The Philadelphia “Tax Review Board” is conducting in depth hearings about lap dances:
Philadelphia, in its constant search for revenue, wants to draw bucks from a G-string. The city’s Tax Review Board is trying to decide whether a lap dance is an amusement or legitimate theater.
Is a performance over a lap a luxury or an art?
The hearings, scheduled to continue this week, involve sex, shrimp, champagne, sequins, and footwear, but mostly money, about $1.5 million the city is trying to collect from three strip clubs in amusement taxes on heretofore untaxed lap dances.
The five-member board heard disquisitions on “multifocal, immersive theater,” as one expert noted, filled with “manifestly skilled artists, conveying an expressive message through their performance artists.” \
George Bochetto, attorney for Club Risqué and Cheerleaders, posed the philosophical question: “Is there more to a lap dance than just a lap?”
Deputy City Solicitor Marissa O’Connell, who studied ballet, wondered, “Does choreography have to be expressive to be narrative?”
The answers, in case you’re wondering, are yes and no.
Bochetto and the lawyer for Delilah’s argue the city is trying to tax patrons twice, at the door, then at the lap. The city is not a fool. There is serious revenue in lap dances, which range in price from $20 to $600 for an hour in the “champagne court.” That’s where the shrimp come in. Shrimp cocktail is big in the court.
Witnesses have included two “manifestly skilled artists,” a Yale-trained professor and dramaturge, a choreographer, a private investigator, accountants, and club impresarios.
Indeed, it may be the first tax hearing where strippers and accountants shared equal billing. Also, where a strip club was compared to a piano bar, Broadway, Dave & Buster’s, Isadora Duncan, Japanese Kabuki, and English Restoration drama. Constitutional law was invoked. Six-figure tax bills will do that. C
ruel shoes were discussed at length on two occasions, the challenges of ballet pointe shoes vs. vertiginous platform stilettos, and how they both have a tendency to cause bloody feet. As an investigative shoe reporter, I observed that the manifestly skilled artists opted for more sensible shoes than O’Connell, ballerina flats and flip-flops over her towering wedges. Modesty was the order of the hearing.
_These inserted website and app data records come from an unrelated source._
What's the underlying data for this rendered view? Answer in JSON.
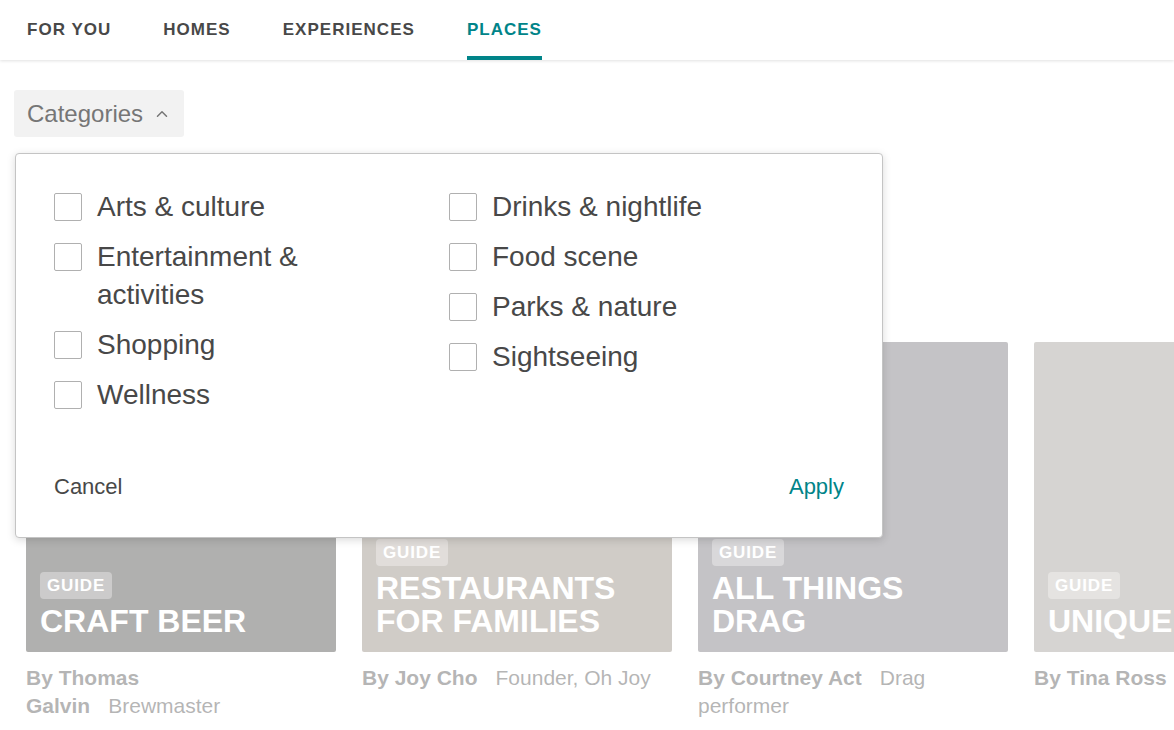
{
  "nav": {
    "tabs": [
      {
        "label": "FOR YOU",
        "selected": false
      },
      {
        "label": "HOMES",
        "selected": false
      },
      {
        "label": "EXPERIENCES",
        "selected": false
      },
      {
        "label": "PLACES",
        "selected": true
      }
    ]
  },
  "filter_button": {
    "label": "Categories",
    "expanded": true
  },
  "categories_menu": {
    "columns": [
      [
        {
          "label": "Arts & culture",
          "checked": false
        },
        {
          "label": "Entertainment & activities",
          "checked": false
        },
        {
          "label": "Shopping",
          "checked": false
        },
        {
          "label": "Wellness",
          "checked": false
        }
      ],
      [
        {
          "label": "Drinks & nightlife",
          "checked": false
        },
        {
          "label": "Food scene",
          "checked": false
        },
        {
          "label": "Parks & nature",
          "checked": false
        },
        {
          "label": "Sightseeing",
          "checked": false
        }
      ]
    ],
    "cancel": "Cancel",
    "apply": "Apply"
  },
  "guides": [
    {
      "badge": "GUIDE",
      "title": "CRAFT BEER",
      "author": "By Thomas Galvin",
      "role": "Brewmaster",
      "color": "#3b3a38"
    },
    {
      "badge": "GUIDE",
      "title": "RESTAURANTS FOR FAMILIES",
      "author": "By Joy Cho",
      "role": "Founder, Oh Joy",
      "color": "#8a7f74"
    },
    {
      "badge": "GUIDE",
      "title": "ALL THINGS DRAG",
      "author": "By Courtney Act",
      "role": "Drag performer",
      "color": "#6d6a70"
    },
    {
      "badge": "GUIDE",
      "title": "UNIQUE",
      "author": "By Tina Ross",
      "role": "",
      "color": "#9a958e"
    }
  ]
}
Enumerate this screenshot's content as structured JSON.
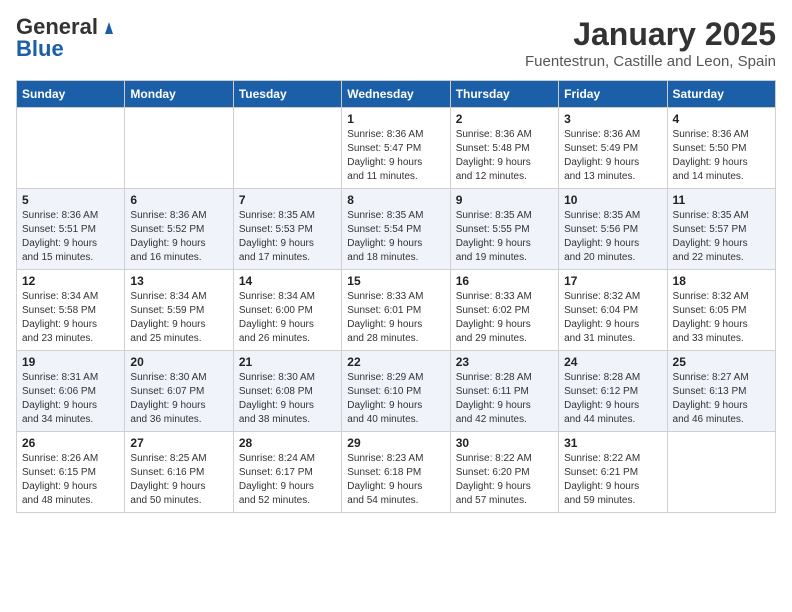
{
  "header": {
    "logo_general": "General",
    "logo_blue": "Blue",
    "month": "January 2025",
    "location": "Fuentestrun, Castille and Leon, Spain"
  },
  "days_of_week": [
    "Sunday",
    "Monday",
    "Tuesday",
    "Wednesday",
    "Thursday",
    "Friday",
    "Saturday"
  ],
  "weeks": [
    [
      {
        "day": "",
        "info": ""
      },
      {
        "day": "",
        "info": ""
      },
      {
        "day": "",
        "info": ""
      },
      {
        "day": "1",
        "info": "Sunrise: 8:36 AM\nSunset: 5:47 PM\nDaylight: 9 hours\nand 11 minutes."
      },
      {
        "day": "2",
        "info": "Sunrise: 8:36 AM\nSunset: 5:48 PM\nDaylight: 9 hours\nand 12 minutes."
      },
      {
        "day": "3",
        "info": "Sunrise: 8:36 AM\nSunset: 5:49 PM\nDaylight: 9 hours\nand 13 minutes."
      },
      {
        "day": "4",
        "info": "Sunrise: 8:36 AM\nSunset: 5:50 PM\nDaylight: 9 hours\nand 14 minutes."
      }
    ],
    [
      {
        "day": "5",
        "info": "Sunrise: 8:36 AM\nSunset: 5:51 PM\nDaylight: 9 hours\nand 15 minutes."
      },
      {
        "day": "6",
        "info": "Sunrise: 8:36 AM\nSunset: 5:52 PM\nDaylight: 9 hours\nand 16 minutes."
      },
      {
        "day": "7",
        "info": "Sunrise: 8:35 AM\nSunset: 5:53 PM\nDaylight: 9 hours\nand 17 minutes."
      },
      {
        "day": "8",
        "info": "Sunrise: 8:35 AM\nSunset: 5:54 PM\nDaylight: 9 hours\nand 18 minutes."
      },
      {
        "day": "9",
        "info": "Sunrise: 8:35 AM\nSunset: 5:55 PM\nDaylight: 9 hours\nand 19 minutes."
      },
      {
        "day": "10",
        "info": "Sunrise: 8:35 AM\nSunset: 5:56 PM\nDaylight: 9 hours\nand 20 minutes."
      },
      {
        "day": "11",
        "info": "Sunrise: 8:35 AM\nSunset: 5:57 PM\nDaylight: 9 hours\nand 22 minutes."
      }
    ],
    [
      {
        "day": "12",
        "info": "Sunrise: 8:34 AM\nSunset: 5:58 PM\nDaylight: 9 hours\nand 23 minutes."
      },
      {
        "day": "13",
        "info": "Sunrise: 8:34 AM\nSunset: 5:59 PM\nDaylight: 9 hours\nand 25 minutes."
      },
      {
        "day": "14",
        "info": "Sunrise: 8:34 AM\nSunset: 6:00 PM\nDaylight: 9 hours\nand 26 minutes."
      },
      {
        "day": "15",
        "info": "Sunrise: 8:33 AM\nSunset: 6:01 PM\nDaylight: 9 hours\nand 28 minutes."
      },
      {
        "day": "16",
        "info": "Sunrise: 8:33 AM\nSunset: 6:02 PM\nDaylight: 9 hours\nand 29 minutes."
      },
      {
        "day": "17",
        "info": "Sunrise: 8:32 AM\nSunset: 6:04 PM\nDaylight: 9 hours\nand 31 minutes."
      },
      {
        "day": "18",
        "info": "Sunrise: 8:32 AM\nSunset: 6:05 PM\nDaylight: 9 hours\nand 33 minutes."
      }
    ],
    [
      {
        "day": "19",
        "info": "Sunrise: 8:31 AM\nSunset: 6:06 PM\nDaylight: 9 hours\nand 34 minutes."
      },
      {
        "day": "20",
        "info": "Sunrise: 8:30 AM\nSunset: 6:07 PM\nDaylight: 9 hours\nand 36 minutes."
      },
      {
        "day": "21",
        "info": "Sunrise: 8:30 AM\nSunset: 6:08 PM\nDaylight: 9 hours\nand 38 minutes."
      },
      {
        "day": "22",
        "info": "Sunrise: 8:29 AM\nSunset: 6:10 PM\nDaylight: 9 hours\nand 40 minutes."
      },
      {
        "day": "23",
        "info": "Sunrise: 8:28 AM\nSunset: 6:11 PM\nDaylight: 9 hours\nand 42 minutes."
      },
      {
        "day": "24",
        "info": "Sunrise: 8:28 AM\nSunset: 6:12 PM\nDaylight: 9 hours\nand 44 minutes."
      },
      {
        "day": "25",
        "info": "Sunrise: 8:27 AM\nSunset: 6:13 PM\nDaylight: 9 hours\nand 46 minutes."
      }
    ],
    [
      {
        "day": "26",
        "info": "Sunrise: 8:26 AM\nSunset: 6:15 PM\nDaylight: 9 hours\nand 48 minutes."
      },
      {
        "day": "27",
        "info": "Sunrise: 8:25 AM\nSunset: 6:16 PM\nDaylight: 9 hours\nand 50 minutes."
      },
      {
        "day": "28",
        "info": "Sunrise: 8:24 AM\nSunset: 6:17 PM\nDaylight: 9 hours\nand 52 minutes."
      },
      {
        "day": "29",
        "info": "Sunrise: 8:23 AM\nSunset: 6:18 PM\nDaylight: 9 hours\nand 54 minutes."
      },
      {
        "day": "30",
        "info": "Sunrise: 8:22 AM\nSunset: 6:20 PM\nDaylight: 9 hours\nand 57 minutes."
      },
      {
        "day": "31",
        "info": "Sunrise: 8:22 AM\nSunset: 6:21 PM\nDaylight: 9 hours\nand 59 minutes."
      },
      {
        "day": "",
        "info": ""
      }
    ]
  ]
}
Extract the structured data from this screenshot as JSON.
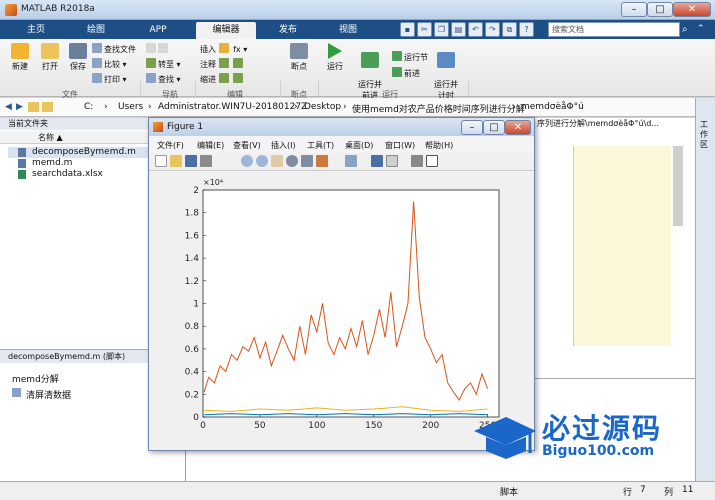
{
  "window": {
    "title": "MATLAB R2018a",
    "min": "–",
    "max": "□",
    "close": "✕"
  },
  "tabs": [
    "主页",
    "绘图",
    "APP",
    "编辑器",
    "发布",
    "视图"
  ],
  "active_tab": "编辑器",
  "search_placeholder": "搜索文档",
  "ribbon": {
    "file": {
      "new": "新建",
      "open": "打开",
      "save": "保存",
      "find_files": "查找文件",
      "compare": "比较",
      "print": "打印",
      "group": "文件"
    },
    "nav": {
      "goto": "转至",
      "find": "查找",
      "group": "导航"
    },
    "edit": {
      "insert": "插入",
      "comment": "注释",
      "indent": "缩进",
      "fx": "fx",
      "group": "编辑"
    },
    "breakpoints": {
      "label": "断点",
      "group": "断点"
    },
    "run": {
      "run": "运行",
      "run_advance": "运行并\n前进",
      "run_section": "运行节",
      "advance": "前进",
      "run_time": "运行并\n计时",
      "group": "运行"
    }
  },
  "address": {
    "path": [
      "C:",
      "Users",
      "Administrator.WIN7U-20180127Z",
      "Desktop",
      "使用memd对农产品价格时间序列进行分解",
      "memdσèåΦ°ú"
    ]
  },
  "left": {
    "title": "当前文件夹",
    "col": "名称 ▲",
    "files": [
      "decomposeBymemd.m",
      "memd.m",
      "searchdata.xlsx"
    ],
    "detail_title": "decomposeBymemd.m  (脚本)",
    "detail_items": [
      "memd分解",
      "清屏清数据"
    ]
  },
  "right": {
    "path_text": "序列进行分解\\memdσèåΦ°ú\\d..."
  },
  "workspace_label": "工作区",
  "status": {
    "mode": "脚本",
    "row_label": "行",
    "row": "7",
    "col_label": "列",
    "col": "11"
  },
  "figure": {
    "title": "Figure 1",
    "menu": [
      "文件(F)",
      "编辑(E)",
      "查看(V)",
      "插入(I)",
      "工具(T)",
      "桌面(D)",
      "窗口(W)",
      "帮助(H)"
    ]
  },
  "brand": {
    "name": "必过源码",
    "url": "Biguo100.com"
  },
  "chart_data": {
    "type": "line",
    "exponent_label": "×10⁴",
    "xlim": [
      0,
      260
    ],
    "ylim": [
      0,
      2
    ],
    "xticks": [
      0,
      50,
      100,
      150,
      200,
      250
    ],
    "yticks": [
      0,
      0.2,
      0.4,
      0.6,
      0.8,
      1,
      1.2,
      1.4,
      1.6,
      1.8,
      2
    ],
    "series": [
      {
        "color": "#d95319",
        "x": [
          1,
          5,
          10,
          15,
          20,
          25,
          30,
          35,
          40,
          45,
          50,
          55,
          60,
          65,
          70,
          75,
          80,
          85,
          90,
          95,
          100,
          105,
          110,
          115,
          120,
          125,
          130,
          135,
          140,
          145,
          150,
          155,
          160,
          165,
          170,
          175,
          180,
          185,
          190,
          195,
          200,
          205,
          210,
          215,
          220,
          225,
          230,
          235,
          240,
          245,
          250
        ],
        "values": [
          0.22,
          0.35,
          0.3,
          0.45,
          0.4,
          0.55,
          0.5,
          0.62,
          0.58,
          0.7,
          0.52,
          0.66,
          0.45,
          0.58,
          0.72,
          0.6,
          0.5,
          0.8,
          0.55,
          0.9,
          0.75,
          1.0,
          0.65,
          0.55,
          0.7,
          0.6,
          0.78,
          0.62,
          0.85,
          0.55,
          0.72,
          0.95,
          0.7,
          1.1,
          0.62,
          0.8,
          1.0,
          1.9,
          1.05,
          0.7,
          0.6,
          0.48,
          0.55,
          0.3,
          0.22,
          0.15,
          0.25,
          0.3,
          0.2,
          0.38,
          0.25
        ]
      },
      {
        "color": "#edb120",
        "x": [
          1,
          25,
          50,
          75,
          100,
          125,
          150,
          175,
          200,
          225,
          250
        ],
        "values": [
          0.06,
          0.05,
          0.07,
          0.06,
          0.08,
          0.06,
          0.07,
          0.09,
          0.06,
          0.05,
          0.07
        ]
      },
      {
        "color": "#0072bd",
        "x": [
          1,
          25,
          50,
          75,
          100,
          125,
          150,
          175,
          200,
          225,
          250
        ],
        "values": [
          0.02,
          0.03,
          0.02,
          0.03,
          0.02,
          0.03,
          0.02,
          0.03,
          0.02,
          0.03,
          0.02
        ]
      }
    ]
  }
}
At one point, “Katalina” – creative orthography a hallmark of the nom de strip – demurely tucked a bra strap inside her blouse.
No word on whether any of the members of the Tax Review Board were considering a committee field trip to investigate the situation up close.